*** Available records Section Begins ***
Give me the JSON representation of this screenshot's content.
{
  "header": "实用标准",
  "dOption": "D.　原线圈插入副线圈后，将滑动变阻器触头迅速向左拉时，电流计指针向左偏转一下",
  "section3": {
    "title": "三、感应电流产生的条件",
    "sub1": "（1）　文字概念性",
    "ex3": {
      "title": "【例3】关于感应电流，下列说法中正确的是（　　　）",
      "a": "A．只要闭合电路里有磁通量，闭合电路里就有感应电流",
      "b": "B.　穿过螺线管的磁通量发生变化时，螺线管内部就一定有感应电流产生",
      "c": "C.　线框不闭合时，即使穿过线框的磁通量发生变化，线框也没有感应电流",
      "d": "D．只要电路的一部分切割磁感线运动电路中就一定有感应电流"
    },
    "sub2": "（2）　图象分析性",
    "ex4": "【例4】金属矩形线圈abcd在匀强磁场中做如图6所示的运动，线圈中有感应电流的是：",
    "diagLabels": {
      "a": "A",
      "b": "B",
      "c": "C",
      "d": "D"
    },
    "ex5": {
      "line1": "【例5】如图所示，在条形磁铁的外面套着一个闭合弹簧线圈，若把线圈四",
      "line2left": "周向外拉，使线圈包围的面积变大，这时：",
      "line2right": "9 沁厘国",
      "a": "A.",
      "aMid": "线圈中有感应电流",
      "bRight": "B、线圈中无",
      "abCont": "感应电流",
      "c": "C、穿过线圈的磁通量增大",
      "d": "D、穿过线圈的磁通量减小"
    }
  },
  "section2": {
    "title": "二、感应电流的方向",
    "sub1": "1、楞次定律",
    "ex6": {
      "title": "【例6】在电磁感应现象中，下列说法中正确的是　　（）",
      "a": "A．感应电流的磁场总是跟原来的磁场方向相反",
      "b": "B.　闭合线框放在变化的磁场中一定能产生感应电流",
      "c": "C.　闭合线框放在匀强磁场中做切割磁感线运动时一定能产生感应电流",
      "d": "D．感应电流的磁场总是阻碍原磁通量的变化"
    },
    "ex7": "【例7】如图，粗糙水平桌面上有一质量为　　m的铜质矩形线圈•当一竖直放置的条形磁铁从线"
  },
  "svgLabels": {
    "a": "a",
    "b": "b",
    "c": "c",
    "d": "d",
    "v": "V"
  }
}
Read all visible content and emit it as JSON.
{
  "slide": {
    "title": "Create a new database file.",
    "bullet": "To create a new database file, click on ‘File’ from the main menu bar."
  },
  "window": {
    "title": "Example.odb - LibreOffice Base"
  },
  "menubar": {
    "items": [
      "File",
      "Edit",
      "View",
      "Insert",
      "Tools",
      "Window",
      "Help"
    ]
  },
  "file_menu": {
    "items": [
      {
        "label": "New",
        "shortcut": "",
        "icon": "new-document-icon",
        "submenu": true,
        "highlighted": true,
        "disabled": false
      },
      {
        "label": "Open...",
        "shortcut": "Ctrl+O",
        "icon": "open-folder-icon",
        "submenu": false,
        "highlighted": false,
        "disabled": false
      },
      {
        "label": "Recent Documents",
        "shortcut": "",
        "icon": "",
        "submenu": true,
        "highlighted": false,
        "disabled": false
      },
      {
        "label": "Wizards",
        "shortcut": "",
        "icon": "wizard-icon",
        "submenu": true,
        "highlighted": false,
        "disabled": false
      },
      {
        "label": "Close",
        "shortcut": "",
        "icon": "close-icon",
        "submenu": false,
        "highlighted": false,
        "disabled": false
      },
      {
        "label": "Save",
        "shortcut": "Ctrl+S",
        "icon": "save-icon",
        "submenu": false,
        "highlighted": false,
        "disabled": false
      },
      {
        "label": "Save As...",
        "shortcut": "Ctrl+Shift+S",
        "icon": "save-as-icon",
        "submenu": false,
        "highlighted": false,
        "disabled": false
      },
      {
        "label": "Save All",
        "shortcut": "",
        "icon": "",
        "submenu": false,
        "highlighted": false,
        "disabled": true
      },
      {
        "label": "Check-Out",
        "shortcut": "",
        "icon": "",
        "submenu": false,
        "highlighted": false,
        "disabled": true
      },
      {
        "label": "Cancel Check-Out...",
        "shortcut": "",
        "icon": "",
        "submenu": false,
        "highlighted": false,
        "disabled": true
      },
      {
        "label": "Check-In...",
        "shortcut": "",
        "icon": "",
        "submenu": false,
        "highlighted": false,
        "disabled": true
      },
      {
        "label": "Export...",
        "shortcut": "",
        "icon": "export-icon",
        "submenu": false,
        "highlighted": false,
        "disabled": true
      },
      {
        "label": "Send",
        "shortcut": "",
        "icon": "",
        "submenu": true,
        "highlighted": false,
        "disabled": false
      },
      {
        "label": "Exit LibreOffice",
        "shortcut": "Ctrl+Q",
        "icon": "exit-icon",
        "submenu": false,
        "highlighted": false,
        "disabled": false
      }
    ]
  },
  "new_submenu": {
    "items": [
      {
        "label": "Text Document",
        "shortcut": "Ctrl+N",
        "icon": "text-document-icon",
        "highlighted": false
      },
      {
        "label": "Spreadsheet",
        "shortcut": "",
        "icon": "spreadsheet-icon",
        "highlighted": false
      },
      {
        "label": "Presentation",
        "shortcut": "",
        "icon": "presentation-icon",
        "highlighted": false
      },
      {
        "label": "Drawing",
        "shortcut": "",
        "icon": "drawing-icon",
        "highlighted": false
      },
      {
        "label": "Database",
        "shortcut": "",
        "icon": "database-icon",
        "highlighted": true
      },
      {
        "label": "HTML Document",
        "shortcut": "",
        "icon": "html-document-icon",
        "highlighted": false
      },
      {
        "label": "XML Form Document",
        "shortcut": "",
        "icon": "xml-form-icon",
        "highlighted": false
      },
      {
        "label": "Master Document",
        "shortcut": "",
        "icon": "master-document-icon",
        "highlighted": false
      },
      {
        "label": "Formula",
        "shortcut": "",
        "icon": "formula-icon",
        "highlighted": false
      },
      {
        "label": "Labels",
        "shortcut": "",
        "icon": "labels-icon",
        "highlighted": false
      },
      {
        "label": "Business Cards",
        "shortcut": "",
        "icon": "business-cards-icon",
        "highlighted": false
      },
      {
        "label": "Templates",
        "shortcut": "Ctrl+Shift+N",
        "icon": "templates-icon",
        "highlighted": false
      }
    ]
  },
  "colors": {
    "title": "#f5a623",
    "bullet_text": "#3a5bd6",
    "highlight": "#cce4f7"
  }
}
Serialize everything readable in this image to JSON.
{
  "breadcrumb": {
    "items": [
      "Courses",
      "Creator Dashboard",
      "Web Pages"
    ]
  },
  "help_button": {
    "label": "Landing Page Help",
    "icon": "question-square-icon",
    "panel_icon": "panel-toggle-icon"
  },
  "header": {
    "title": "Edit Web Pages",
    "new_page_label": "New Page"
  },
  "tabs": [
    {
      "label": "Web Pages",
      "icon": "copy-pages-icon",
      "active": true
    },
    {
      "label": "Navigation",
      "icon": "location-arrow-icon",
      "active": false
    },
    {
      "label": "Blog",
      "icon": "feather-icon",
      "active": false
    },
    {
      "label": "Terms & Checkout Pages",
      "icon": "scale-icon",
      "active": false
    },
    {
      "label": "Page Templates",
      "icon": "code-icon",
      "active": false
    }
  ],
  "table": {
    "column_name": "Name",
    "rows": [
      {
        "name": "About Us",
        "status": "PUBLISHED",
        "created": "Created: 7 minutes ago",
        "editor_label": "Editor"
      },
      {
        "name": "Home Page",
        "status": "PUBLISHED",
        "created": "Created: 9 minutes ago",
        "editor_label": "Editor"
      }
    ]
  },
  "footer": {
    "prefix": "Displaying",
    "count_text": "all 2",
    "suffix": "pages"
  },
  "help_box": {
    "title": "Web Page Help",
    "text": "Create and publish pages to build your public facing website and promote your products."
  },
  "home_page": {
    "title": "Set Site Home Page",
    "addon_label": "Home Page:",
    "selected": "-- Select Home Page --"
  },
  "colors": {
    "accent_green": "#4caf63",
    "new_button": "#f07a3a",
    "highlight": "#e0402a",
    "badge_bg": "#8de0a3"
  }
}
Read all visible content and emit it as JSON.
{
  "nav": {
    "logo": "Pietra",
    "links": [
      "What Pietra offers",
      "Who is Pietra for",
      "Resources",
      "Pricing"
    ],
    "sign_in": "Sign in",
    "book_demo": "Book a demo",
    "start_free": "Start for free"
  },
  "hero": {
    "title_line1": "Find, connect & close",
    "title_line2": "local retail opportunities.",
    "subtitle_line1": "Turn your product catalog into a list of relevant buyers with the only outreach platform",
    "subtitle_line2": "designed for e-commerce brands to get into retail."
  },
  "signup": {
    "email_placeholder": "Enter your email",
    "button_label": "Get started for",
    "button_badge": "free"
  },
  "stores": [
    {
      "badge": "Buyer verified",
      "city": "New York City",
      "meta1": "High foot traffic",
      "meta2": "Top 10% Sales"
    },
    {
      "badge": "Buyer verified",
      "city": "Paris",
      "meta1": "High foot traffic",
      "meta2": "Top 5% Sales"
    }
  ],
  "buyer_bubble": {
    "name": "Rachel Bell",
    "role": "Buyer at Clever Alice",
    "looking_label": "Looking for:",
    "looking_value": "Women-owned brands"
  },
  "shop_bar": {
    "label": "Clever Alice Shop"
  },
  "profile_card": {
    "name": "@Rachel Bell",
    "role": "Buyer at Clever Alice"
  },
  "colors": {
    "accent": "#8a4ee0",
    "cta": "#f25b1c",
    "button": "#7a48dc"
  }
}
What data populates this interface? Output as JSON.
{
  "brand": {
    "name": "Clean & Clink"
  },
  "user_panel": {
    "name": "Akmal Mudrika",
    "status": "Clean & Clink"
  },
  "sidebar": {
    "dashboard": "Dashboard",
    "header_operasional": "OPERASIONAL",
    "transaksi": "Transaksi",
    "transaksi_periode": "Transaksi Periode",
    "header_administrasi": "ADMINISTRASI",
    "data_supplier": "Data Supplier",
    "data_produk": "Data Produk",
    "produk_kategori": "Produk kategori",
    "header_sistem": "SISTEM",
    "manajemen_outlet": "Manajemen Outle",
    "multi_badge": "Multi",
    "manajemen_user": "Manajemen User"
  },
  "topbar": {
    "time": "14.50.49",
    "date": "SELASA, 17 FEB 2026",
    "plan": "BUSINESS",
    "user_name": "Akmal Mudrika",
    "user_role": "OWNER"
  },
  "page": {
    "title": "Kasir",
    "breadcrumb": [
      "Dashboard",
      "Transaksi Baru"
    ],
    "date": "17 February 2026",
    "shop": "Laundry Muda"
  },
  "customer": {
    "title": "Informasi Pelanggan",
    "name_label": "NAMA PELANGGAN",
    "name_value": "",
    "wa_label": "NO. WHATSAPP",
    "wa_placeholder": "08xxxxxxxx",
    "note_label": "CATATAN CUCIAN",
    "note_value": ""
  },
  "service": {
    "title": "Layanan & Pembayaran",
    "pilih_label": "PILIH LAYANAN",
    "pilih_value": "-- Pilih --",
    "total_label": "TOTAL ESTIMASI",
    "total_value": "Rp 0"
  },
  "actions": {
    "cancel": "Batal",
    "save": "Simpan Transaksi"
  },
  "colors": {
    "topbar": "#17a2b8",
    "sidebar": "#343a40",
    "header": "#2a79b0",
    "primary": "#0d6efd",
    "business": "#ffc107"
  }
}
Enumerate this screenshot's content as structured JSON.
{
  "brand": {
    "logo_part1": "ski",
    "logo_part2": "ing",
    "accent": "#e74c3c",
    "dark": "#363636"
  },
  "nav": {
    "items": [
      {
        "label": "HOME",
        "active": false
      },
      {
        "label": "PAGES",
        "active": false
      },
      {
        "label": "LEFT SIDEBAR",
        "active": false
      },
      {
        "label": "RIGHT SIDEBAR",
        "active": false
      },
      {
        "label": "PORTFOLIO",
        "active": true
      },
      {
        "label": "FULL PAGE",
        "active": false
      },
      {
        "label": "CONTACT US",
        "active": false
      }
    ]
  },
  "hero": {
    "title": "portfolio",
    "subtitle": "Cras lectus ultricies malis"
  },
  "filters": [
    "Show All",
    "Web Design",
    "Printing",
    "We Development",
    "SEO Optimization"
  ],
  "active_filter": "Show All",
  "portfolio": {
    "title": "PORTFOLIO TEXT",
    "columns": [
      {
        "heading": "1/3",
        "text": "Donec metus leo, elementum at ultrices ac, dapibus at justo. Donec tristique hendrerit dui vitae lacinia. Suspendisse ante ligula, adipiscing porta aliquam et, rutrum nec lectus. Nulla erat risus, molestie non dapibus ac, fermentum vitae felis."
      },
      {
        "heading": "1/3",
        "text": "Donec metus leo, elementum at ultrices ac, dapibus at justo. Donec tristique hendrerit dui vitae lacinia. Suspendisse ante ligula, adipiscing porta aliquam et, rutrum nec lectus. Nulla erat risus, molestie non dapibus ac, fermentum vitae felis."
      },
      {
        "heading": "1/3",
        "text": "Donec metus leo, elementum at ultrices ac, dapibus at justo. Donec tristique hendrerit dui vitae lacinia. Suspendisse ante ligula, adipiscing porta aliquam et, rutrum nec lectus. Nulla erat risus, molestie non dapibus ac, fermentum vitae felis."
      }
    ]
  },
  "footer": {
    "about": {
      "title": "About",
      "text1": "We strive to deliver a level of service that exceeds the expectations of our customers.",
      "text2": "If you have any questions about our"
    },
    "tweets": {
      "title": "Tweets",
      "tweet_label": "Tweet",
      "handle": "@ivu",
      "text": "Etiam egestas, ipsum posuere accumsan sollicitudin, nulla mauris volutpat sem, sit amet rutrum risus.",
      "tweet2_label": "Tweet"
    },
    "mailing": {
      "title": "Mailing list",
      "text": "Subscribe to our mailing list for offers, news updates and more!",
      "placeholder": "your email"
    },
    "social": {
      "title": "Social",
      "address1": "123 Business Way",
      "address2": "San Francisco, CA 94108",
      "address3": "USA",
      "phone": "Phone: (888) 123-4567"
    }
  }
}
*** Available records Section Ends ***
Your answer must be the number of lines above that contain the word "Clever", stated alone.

3